Silence gives us a posture of participation resulting in practices of participation. This manifests itself primarily as listening. In silence we are able to listen first and speak afterwards. We begin to recalibrate the order of communication: listening and then speaking. Too often we speak to God, others, ourselves, and the created order without listening. Silence before these beings allows us to hear their voices and then to respond accordingly. Thus, and I think this is key, embracing silence is a means of non-violent subversion of noise, which actually redeems noise. Silence gives us the ears and the eyes to filter out the noise seeking to do violence to us and through us via exploitation, abuse, and power-wielding. Through silence we find the way to navigate peacefully through the all-encompassing waters of noise. We can enter into the noise without adding to it due to the discernment and wisdom we gain by silently attending to God, others, ourselves, and creation first.

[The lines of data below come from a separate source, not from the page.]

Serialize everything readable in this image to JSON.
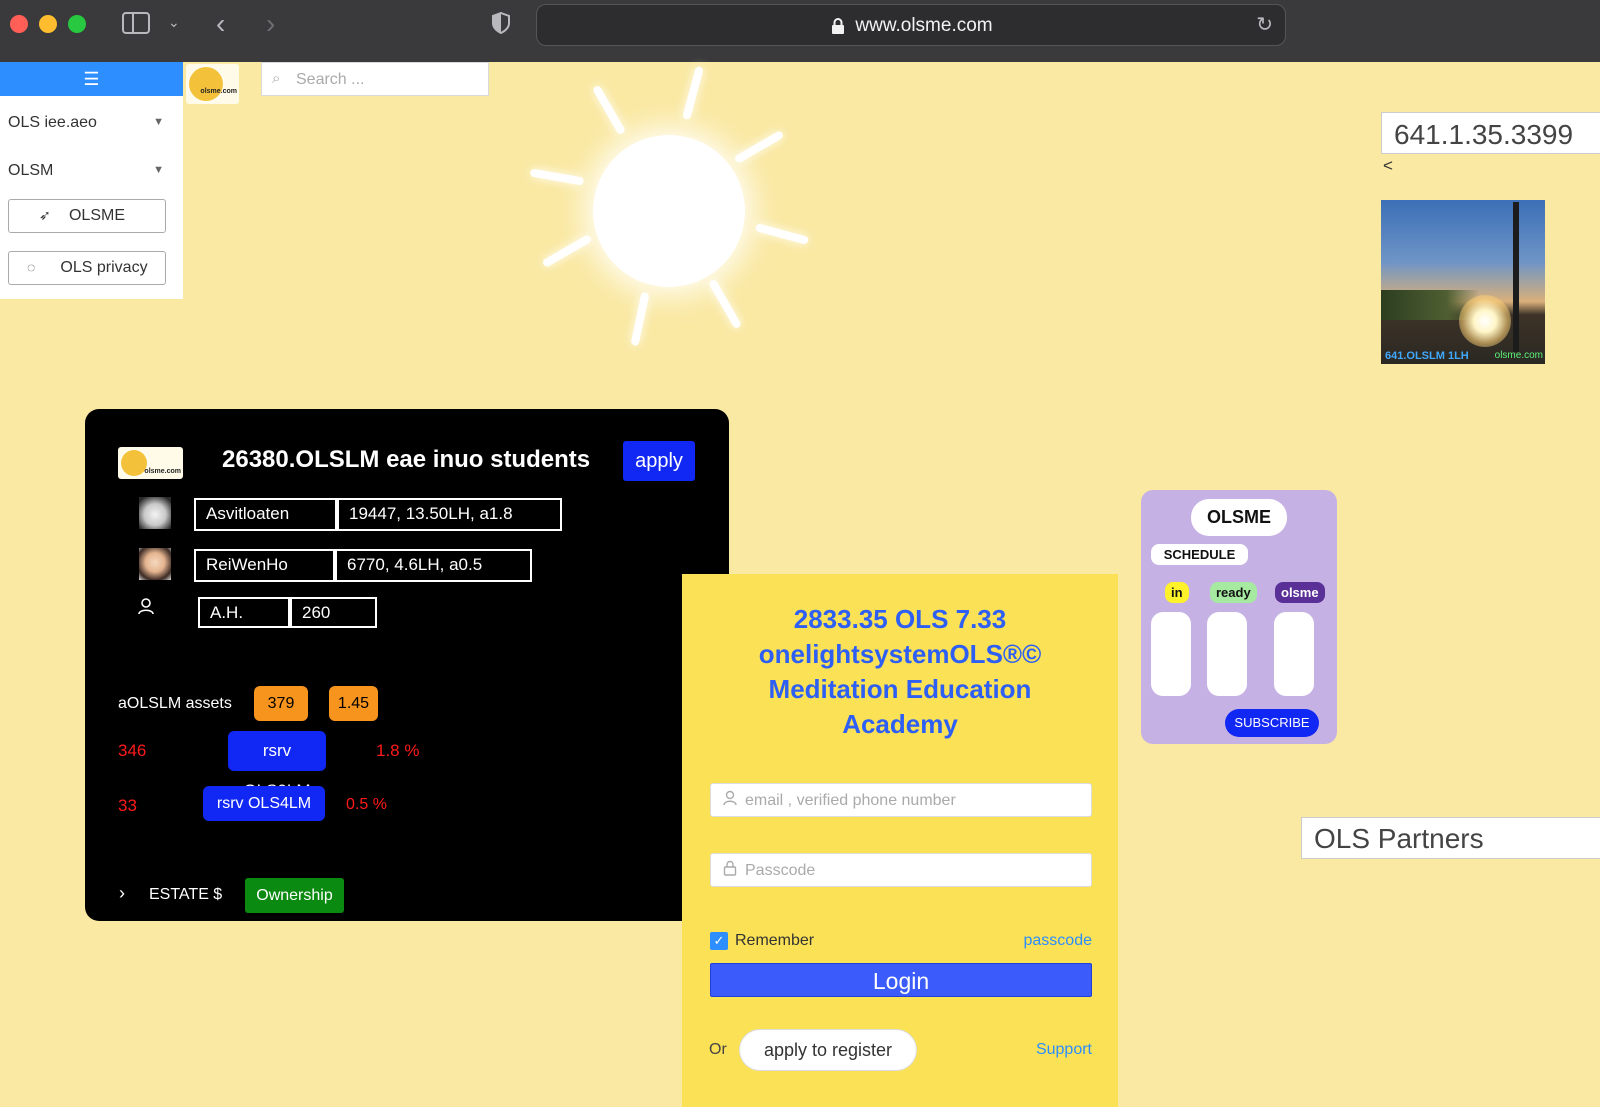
{
  "browser": {
    "url": "www.olsme.com"
  },
  "sidebar": {
    "items": [
      {
        "label": "OLS iee.aeo"
      },
      {
        "label": "OLSM"
      }
    ],
    "buttons": [
      {
        "label": "OLSME"
      },
      {
        "label": "OLS privacy"
      }
    ]
  },
  "logo": {
    "text": "olsme.com"
  },
  "search": {
    "placeholder": "Search ..."
  },
  "right": {
    "phone": "641.1.35.3399",
    "back": "<",
    "photo_caption": "641.OLSLM 1LH",
    "photo_site": "olsme.com",
    "partners": "OLS Partners"
  },
  "students_card": {
    "title": "26380.OLSLM eae inuo students",
    "apply_label": "apply",
    "rows": [
      {
        "name": "Asvitloaten",
        "stats": "19447, 13.50LH, a1.8"
      },
      {
        "name": "ReiWenHo",
        "stats": "6770, 4.6LH, a0.5"
      },
      {
        "name": "A.H.",
        "stats": "260"
      }
    ],
    "assets_label": "aOLSLM assets",
    "assets_values": [
      "379",
      "1.45"
    ],
    "reserves": [
      {
        "count": "346",
        "label": "rsrv OLS9LM",
        "pct": "1.8 %"
      },
      {
        "count": "33",
        "label": "rsrv OLS4LM",
        "pct": "0.5 %"
      }
    ],
    "estate_label": "ESTATE $",
    "ownership_label": "Ownership"
  },
  "login": {
    "title_lines": [
      "2833.35 OLS 7.33",
      "onelightsystemOLS®©",
      "Meditation Education",
      "Academy"
    ],
    "email_placeholder": "email , verified phone number",
    "passcode_placeholder": "Passcode",
    "remember_label": "Remember",
    "passcode_link": "passcode",
    "login_label": "Login",
    "or_label": "Or",
    "register_label": "apply to register",
    "support_label": "Support"
  },
  "schedule_card": {
    "title": "OLSME",
    "schedule_label": "SCHEDULE",
    "tags": [
      "in",
      "ready",
      "olsme"
    ],
    "subscribe_label": "SUBSCRIBE"
  },
  "colors": {
    "page_bg": "#fae9a3",
    "sidebar_accent": "#2c8eff",
    "apply_blue": "#1128f5",
    "asset_orange": "#f7941d",
    "reserve_red": "#ff1a1a",
    "ownership_green": "#0a8a10",
    "login_bg": "#fae155",
    "login_title": "#2d5ff5",
    "login_button": "#3b5bfa",
    "schedule_bg": "#c6b1e4"
  },
  "icons": [
    "sidebar-icon",
    "chevron-down-icon",
    "back-arrow-icon",
    "forward-arrow-icon",
    "shield-icon",
    "lock-icon",
    "reload-icon",
    "menu-toggle-icon",
    "rocket-icon",
    "privacy-icon",
    "search-icon",
    "user-icon",
    "chevron-right-icon",
    "checkbox-icon"
  ]
}
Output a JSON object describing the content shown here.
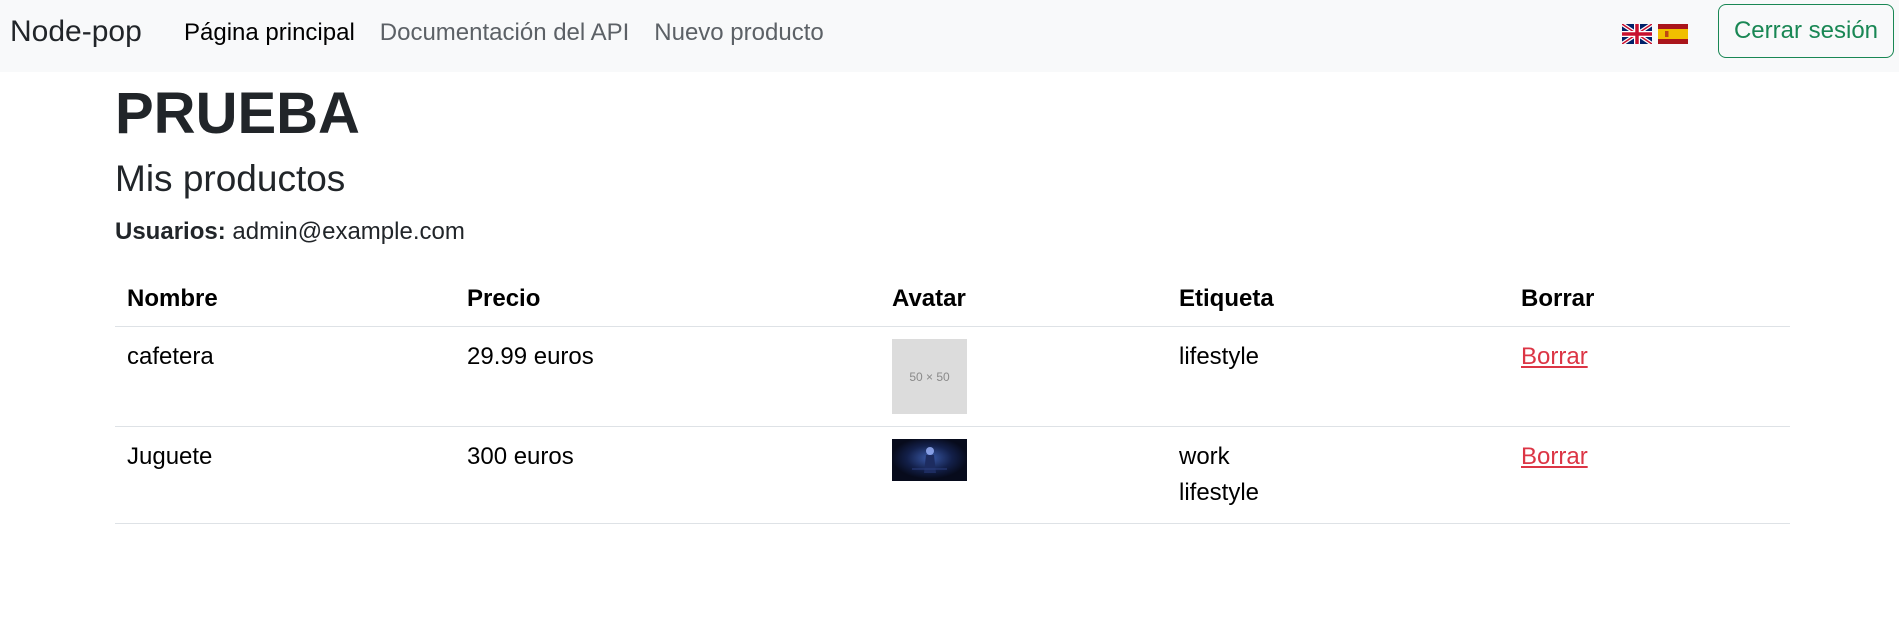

This manner of engaging the world seems especially pertinent for Christians. In a day and age where we are often known for speaking first – entering into means of communication marked by domination – we would do well to balance and harmonize our activity in the world rooted in silence. This does not mean we never speak; rather, we know when and how to speak because we have first been intentional about patiently making room for the other in silence. As Jesus was known for his times of prayer and solitude, we too ought to be marked by a decidedly Christian silence.

In silence may we listen and then pray. May we listen and then love our neighbor and enemy. May we listen and then rightly steward the earth. This, I believe, will begin to demonstrate the fullness of silence.

How has silence been relegated or eradicated from your life – both individually and communally?

Who have you engaged with – be it God, others, yourself, or creation – without being silent first?

What am I missing? Tell me about your experience with silence.